▶ [Action item] When the word "name" appears in a line of the data below, list that line.
---------- Available data ----------
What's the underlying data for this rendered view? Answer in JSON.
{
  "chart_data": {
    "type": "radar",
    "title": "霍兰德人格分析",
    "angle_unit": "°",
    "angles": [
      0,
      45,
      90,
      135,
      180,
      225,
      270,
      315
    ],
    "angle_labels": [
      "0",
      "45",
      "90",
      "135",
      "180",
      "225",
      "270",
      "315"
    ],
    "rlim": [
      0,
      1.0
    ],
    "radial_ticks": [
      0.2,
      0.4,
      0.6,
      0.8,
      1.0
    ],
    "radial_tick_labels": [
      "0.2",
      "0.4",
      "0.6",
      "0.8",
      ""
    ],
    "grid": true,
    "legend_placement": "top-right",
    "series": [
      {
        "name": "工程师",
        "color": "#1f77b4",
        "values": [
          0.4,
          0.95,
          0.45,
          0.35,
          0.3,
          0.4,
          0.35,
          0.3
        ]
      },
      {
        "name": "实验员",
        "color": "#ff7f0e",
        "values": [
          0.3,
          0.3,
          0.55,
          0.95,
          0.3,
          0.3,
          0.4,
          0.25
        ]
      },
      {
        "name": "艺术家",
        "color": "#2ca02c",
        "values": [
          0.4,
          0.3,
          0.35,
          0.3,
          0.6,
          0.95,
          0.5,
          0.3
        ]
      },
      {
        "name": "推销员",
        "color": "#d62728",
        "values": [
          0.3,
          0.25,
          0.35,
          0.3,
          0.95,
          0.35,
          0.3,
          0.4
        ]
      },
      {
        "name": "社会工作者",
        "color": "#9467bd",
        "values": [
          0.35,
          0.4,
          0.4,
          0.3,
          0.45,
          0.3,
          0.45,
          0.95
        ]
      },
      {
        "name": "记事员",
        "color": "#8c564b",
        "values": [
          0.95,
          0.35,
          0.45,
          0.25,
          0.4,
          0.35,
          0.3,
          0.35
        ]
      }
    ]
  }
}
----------
▶ [Answer to the exercise]
        "name": "工程师",
        "name": "实验员",
        "name": "艺术家",
        "name": "推销员",
        "name": "社会工作者",
        "name": "记事员",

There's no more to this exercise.